EXERCISE REQUIREMENTS =
Copy the listing that follows exactly. Its pictures do not belong in the copy.

THE DATA =

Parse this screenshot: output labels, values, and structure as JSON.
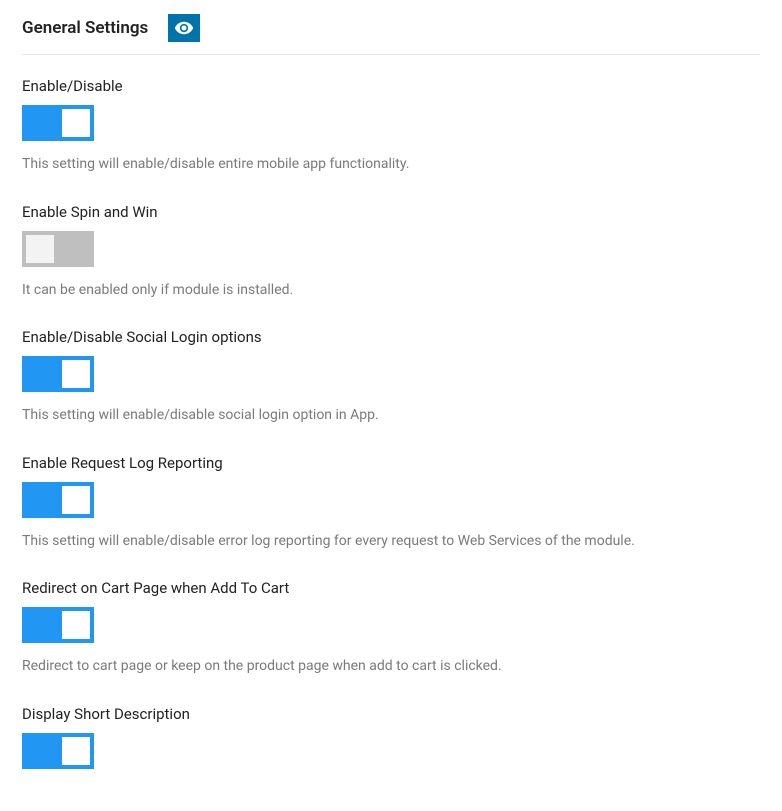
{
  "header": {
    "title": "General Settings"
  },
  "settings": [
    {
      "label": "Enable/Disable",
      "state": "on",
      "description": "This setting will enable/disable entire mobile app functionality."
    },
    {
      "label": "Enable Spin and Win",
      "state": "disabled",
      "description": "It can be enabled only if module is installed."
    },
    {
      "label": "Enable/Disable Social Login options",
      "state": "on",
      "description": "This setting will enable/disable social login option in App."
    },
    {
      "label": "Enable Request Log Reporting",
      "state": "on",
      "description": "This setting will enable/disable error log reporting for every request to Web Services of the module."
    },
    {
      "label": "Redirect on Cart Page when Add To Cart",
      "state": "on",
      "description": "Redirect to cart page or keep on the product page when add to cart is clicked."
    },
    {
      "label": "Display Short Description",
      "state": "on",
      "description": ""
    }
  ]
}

TASK OUTPUT =
Parse this screenshot: output labels, values, and structure as JSON.
{
  "header": {
    "title": "General Settings"
  },
  "settings": [
    {
      "label": "Enable/Disable",
      "state": "on",
      "description": "This setting will enable/disable entire mobile app functionality."
    },
    {
      "label": "Enable Spin and Win",
      "state": "disabled",
      "description": "It can be enabled only if module is installed."
    },
    {
      "label": "Enable/Disable Social Login options",
      "state": "on",
      "description": "This setting will enable/disable social login option in App."
    },
    {
      "label": "Enable Request Log Reporting",
      "state": "on",
      "description": "This setting will enable/disable error log reporting for every request to Web Services of the module."
    },
    {
      "label": "Redirect on Cart Page when Add To Cart",
      "state": "on",
      "description": "Redirect to cart page or keep on the product page when add to cart is clicked."
    },
    {
      "label": "Display Short Description",
      "state": "on",
      "description": ""
    }
  ]
}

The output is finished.